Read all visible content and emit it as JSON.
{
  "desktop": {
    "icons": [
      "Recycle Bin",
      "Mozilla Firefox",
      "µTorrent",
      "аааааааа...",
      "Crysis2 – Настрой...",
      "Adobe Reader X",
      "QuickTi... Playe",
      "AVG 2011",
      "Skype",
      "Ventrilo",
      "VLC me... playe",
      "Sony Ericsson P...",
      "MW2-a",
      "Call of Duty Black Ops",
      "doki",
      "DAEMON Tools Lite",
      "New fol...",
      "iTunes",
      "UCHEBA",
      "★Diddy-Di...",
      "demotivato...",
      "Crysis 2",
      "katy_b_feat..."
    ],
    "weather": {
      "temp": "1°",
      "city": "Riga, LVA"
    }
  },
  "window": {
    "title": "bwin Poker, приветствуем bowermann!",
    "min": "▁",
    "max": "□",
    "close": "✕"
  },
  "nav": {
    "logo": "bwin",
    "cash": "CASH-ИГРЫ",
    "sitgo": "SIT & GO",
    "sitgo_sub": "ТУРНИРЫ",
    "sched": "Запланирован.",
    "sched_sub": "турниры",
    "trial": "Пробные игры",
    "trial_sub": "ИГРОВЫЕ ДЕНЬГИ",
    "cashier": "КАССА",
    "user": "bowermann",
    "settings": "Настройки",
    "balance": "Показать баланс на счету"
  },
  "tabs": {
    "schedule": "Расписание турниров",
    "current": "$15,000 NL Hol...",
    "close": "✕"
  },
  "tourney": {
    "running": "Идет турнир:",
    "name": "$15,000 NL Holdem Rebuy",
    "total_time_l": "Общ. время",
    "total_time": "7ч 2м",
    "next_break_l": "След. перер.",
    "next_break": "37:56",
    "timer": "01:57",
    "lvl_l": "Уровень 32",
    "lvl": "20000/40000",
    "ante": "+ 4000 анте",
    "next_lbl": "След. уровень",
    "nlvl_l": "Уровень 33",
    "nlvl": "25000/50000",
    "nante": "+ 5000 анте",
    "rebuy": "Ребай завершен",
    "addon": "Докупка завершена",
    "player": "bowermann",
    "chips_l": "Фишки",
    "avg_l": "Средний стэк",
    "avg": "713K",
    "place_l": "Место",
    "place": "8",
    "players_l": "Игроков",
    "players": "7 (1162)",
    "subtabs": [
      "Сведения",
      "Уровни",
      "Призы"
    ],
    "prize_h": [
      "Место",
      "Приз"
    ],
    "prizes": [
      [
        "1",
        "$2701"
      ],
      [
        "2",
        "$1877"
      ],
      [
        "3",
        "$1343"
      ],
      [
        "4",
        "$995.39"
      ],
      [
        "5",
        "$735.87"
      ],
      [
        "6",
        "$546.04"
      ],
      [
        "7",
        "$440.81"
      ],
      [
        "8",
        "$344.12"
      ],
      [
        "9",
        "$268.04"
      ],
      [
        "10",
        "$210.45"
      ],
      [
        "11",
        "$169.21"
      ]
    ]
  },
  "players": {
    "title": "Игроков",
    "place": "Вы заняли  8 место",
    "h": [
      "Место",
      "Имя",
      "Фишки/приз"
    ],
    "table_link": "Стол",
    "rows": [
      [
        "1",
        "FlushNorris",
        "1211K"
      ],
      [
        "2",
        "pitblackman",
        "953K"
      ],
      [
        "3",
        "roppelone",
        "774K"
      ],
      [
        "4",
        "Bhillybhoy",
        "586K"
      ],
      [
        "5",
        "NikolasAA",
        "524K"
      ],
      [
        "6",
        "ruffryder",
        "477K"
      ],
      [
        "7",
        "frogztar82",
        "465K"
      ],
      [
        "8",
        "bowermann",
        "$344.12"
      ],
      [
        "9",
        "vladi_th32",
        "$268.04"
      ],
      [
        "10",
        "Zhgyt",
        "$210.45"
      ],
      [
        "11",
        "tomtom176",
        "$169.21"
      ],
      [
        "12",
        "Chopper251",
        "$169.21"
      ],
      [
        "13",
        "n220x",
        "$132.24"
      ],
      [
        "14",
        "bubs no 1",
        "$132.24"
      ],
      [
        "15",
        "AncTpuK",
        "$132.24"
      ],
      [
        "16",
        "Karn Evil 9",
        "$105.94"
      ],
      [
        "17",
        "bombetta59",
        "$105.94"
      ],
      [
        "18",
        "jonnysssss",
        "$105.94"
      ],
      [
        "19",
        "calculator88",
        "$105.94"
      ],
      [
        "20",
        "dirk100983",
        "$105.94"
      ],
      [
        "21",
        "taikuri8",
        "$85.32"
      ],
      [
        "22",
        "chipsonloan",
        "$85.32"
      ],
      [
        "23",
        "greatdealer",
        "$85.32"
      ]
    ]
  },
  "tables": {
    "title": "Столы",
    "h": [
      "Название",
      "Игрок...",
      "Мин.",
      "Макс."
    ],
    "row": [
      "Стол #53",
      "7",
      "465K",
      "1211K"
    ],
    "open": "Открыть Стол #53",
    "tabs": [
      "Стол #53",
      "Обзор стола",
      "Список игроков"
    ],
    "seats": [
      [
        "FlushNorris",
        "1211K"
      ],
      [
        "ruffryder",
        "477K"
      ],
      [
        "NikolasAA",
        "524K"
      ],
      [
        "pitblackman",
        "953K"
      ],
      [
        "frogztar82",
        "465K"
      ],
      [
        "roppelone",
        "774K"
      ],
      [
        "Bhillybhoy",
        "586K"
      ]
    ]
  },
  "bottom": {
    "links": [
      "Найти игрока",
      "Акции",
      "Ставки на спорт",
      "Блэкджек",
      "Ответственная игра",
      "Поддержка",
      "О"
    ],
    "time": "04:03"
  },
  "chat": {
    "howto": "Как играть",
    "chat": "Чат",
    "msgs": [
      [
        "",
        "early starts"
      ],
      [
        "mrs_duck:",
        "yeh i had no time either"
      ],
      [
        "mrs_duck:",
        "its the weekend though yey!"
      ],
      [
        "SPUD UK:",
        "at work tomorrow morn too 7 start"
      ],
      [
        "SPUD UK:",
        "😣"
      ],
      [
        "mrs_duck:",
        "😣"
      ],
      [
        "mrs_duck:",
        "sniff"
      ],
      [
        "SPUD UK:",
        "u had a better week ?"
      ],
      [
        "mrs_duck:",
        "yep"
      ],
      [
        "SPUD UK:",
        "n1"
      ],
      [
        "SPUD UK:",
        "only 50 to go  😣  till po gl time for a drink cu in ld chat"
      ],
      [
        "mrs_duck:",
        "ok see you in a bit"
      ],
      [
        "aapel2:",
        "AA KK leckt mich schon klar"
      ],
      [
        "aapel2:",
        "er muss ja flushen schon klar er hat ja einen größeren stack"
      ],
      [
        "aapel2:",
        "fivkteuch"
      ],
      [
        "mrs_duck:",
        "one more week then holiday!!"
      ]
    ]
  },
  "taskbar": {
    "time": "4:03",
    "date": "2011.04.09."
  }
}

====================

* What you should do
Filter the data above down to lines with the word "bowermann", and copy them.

* Output of the exercise
    "title": "bwin Poker, приветствуем bowermann!",
    "user": "bowermann",
    "player": "bowermann",
        "bowermann",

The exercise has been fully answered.